The government’s joint rail data action plan announced today seeks to end this, however, by having train companies publish more real-time information that will enable tech firms to develop intelligent travel apps.

Rail minister Jo Johnson wants to see the closer link between rail and tech firms create more seamless and hassle-free journeys, as well as better passenger information on services, delays, seats and on-board facilities like toilets and refreshments.

He said: “This will speed the development of travel apps that provide passengers with helpful information about their journeys.”

Chief executive of the Rail Delivery Group, Paul Plummer, who co-announced the plans, said: “Technology gave rise to the railway, connecting Britain, and the rail industry wants to channel this spirit to help produce cutting-edge products and services that can be exported around the world.

“Digital technology in rail already means more timely information and less time spent waiting, helping to put customers in charge, and as part of the rail industry’s plan to change and improve we want to use technology to give customers more and more control.”

joint rail data action plan
Rail Minister Jo Johnson with brother and fellow MP Boris Johnson

Breaking down the joint rail data action plan

An industry-led taskforce will oversee the various obligations and deadlines set out in the plan to ensure the targets are met.

It states that data will be released over the coming months to provide more consistent and timely information about train services, delays and disruption.

It also details plans to have carriage-specific information to help the operators convey more accurate information concerning on-board facilities and help passengers determine the best place to board and alight from the train.

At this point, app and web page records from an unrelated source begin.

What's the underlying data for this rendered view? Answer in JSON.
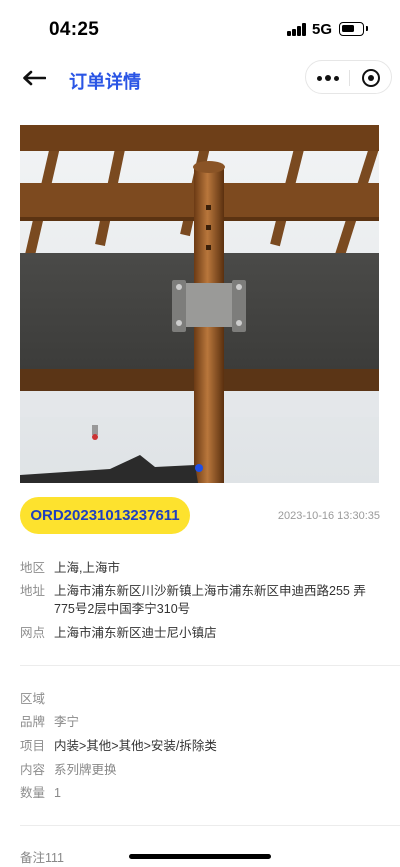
{
  "status_bar": {
    "time": "04:25",
    "network": "5G",
    "signal_icon": "signal-bars-icon",
    "battery_icon": "battery-icon"
  },
  "nav": {
    "title": "订单详情",
    "back_icon": "arrow-left-icon",
    "more_icon": "more-dots-icon",
    "close_icon": "target-circle-icon"
  },
  "photo": {
    "description_icon": "order-photo"
  },
  "order": {
    "number": "ORD20231013237611",
    "datetime": "2023-10-16 13:30:35"
  },
  "location": [
    {
      "label": "地区",
      "value": "上海,上海市"
    },
    {
      "label": "地址",
      "value": "上海市浦东新区川沙新镇上海市浦东新区申迪西路255 弄775号2层中国李宁310号"
    },
    {
      "label": "网点",
      "value": "上海市浦东新区迪士尼小镇店"
    }
  ],
  "details": [
    {
      "label": "区域",
      "value": ""
    },
    {
      "label": "品牌",
      "value": "李宁"
    },
    {
      "label": "项目",
      "value": "内装>其他>其他>安装/拆除类"
    },
    {
      "label": "内容",
      "value": "系列牌更换"
    },
    {
      "label": "数量",
      "value": "1"
    }
  ],
  "remark": {
    "text": "备注111"
  },
  "colors": {
    "accent": "#2a55e5",
    "badge": "#fde22e",
    "badge_text": "#1f3fbf"
  }
}
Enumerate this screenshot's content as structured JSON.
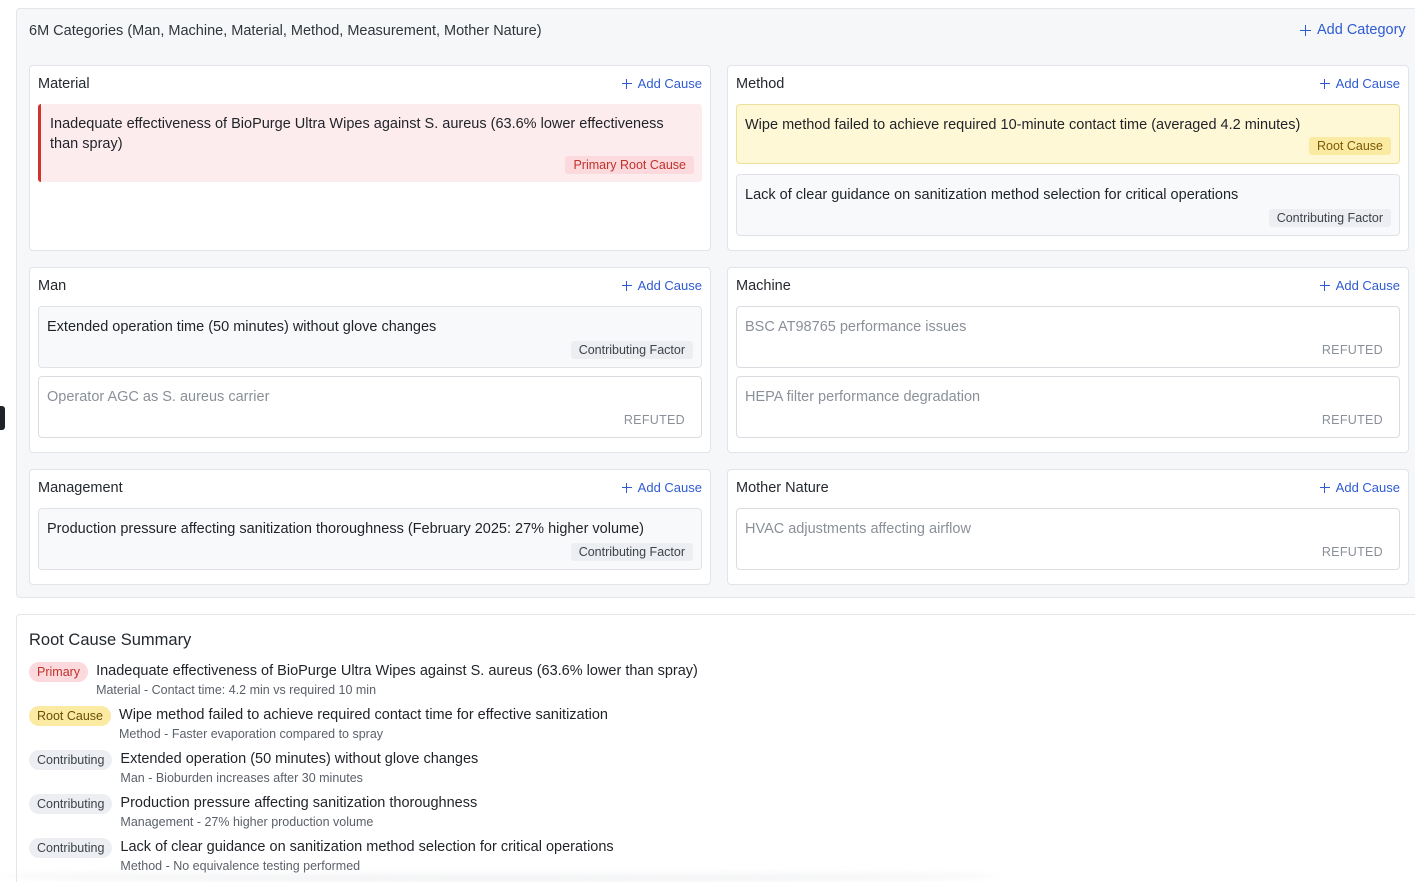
{
  "categories_panel": {
    "title": "6M Categories (Man, Machine, Material, Method, Measurement, Mother Nature)",
    "add_category_label": "Add Category",
    "add_cause_label": "Add Cause",
    "categories": [
      {
        "name": "Material",
        "causes": [
          {
            "text": "Inadequate effectiveness of BioPurge Ultra Wipes against S. aureus (63.6% lower effectiveness than spray)",
            "tag": "Primary Root Cause",
            "kind": "primary"
          }
        ]
      },
      {
        "name": "Method",
        "causes": [
          {
            "text": "Wipe method failed to achieve required 10-minute contact time (averaged 4.2 minutes)",
            "tag": "Root Cause",
            "kind": "root"
          },
          {
            "text": "Lack of clear guidance on sanitization method selection for critical operations",
            "tag": "Contributing Factor",
            "kind": "contrib"
          }
        ]
      },
      {
        "name": "Man",
        "causes": [
          {
            "text": "Extended operation time (50 minutes) without glove changes",
            "tag": "Contributing Factor",
            "kind": "contrib"
          },
          {
            "text": "Operator AGC as S. aureus carrier",
            "tag": "REFUTED",
            "kind": "refuted"
          }
        ]
      },
      {
        "name": "Machine",
        "causes": [
          {
            "text": "BSC AT98765 performance issues",
            "tag": "REFUTED",
            "kind": "refuted"
          },
          {
            "text": "HEPA filter performance degradation",
            "tag": "REFUTED",
            "kind": "refuted"
          }
        ]
      },
      {
        "name": "Management",
        "causes": [
          {
            "text": "Production pressure affecting sanitization thoroughness (February 2025: 27% higher volume)",
            "tag": "Contributing Factor",
            "kind": "contrib"
          }
        ]
      },
      {
        "name": "Mother Nature",
        "causes": [
          {
            "text": "HVAC adjustments affecting airflow",
            "tag": "REFUTED",
            "kind": "refuted"
          }
        ]
      }
    ]
  },
  "summary": {
    "title": "Root Cause Summary",
    "items": [
      {
        "badge": "Primary",
        "kind": "primary",
        "text": "Inadequate effectiveness of BioPurge Ultra Wipes against S. aureus (63.6% lower than spray)",
        "detail": "Material - Contact time: 4.2 min vs required 10 min"
      },
      {
        "badge": "Root Cause",
        "kind": "root",
        "text": "Wipe method failed to achieve required contact time for effective sanitization",
        "detail": "Method - Faster evaporation compared to spray"
      },
      {
        "badge": "Contributing",
        "kind": "contrib",
        "text": "Extended operation (50 minutes) without glove changes",
        "detail": "Man - Bioburden increases after 30 minutes"
      },
      {
        "badge": "Contributing",
        "kind": "contrib",
        "text": "Production pressure affecting sanitization thoroughness",
        "detail": "Management - 27% higher production volume"
      },
      {
        "badge": "Contributing",
        "kind": "contrib",
        "text": "Lack of clear guidance on sanitization method selection for critical operations",
        "detail": "Method - No equivalence testing performed"
      }
    ]
  }
}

The processes by which the rail industry collects, stores and publishes information is set to be enhanced as well, in addition to improvements over discerning which data is commercially sensitive and for what purposes it could be used.

Together with the UK government, the rail industry will also explore new incentives to drive innovation and data sharing.

More collaboration through joint rail data action plan can only be positive, says Trainline

London-based booking platform Trainline uses technology to predict train prices, notify passengers about travel disruption and provide e-tickets.

Director of data science Fergus Weldon said he is in favour of working more closely with rail operators for the end customer’s benefit through the joint rail data action plan.

“It’s definitely a step in the right direction in terms of using data to the best of its abilities,” he said.

“There’s so much data which can be used to improve the user experience – whether it’s seat availability, more accurate train times or just information on delays.

Fergus Weldon, director of data science at Trainline

“We use AI and machine learning processes to sift through this kind of data – it’s absolutely key in order to get the most out of it.

“We used it in creating price prediction, which was the first tool in the industry to be able to actually predict when ticket prices will rise, then inform the customer so they can avoid a hefty cost hike.

“Overall to date it has saved our customers more than £9m.”

Trailine has also used crowd-sourced data to power its BusyBoy, which shows where seats will be free on a train.

Mr Weldon added: “But without the help of AI and those kinds of technologies, it’s pretty much impossible to harness data in that way.

“So the more interaction between rail operators and tech firms who have access to AI, machine learning and lots of data, the better.

“It will only serve to make the train journey experience better for the customer.”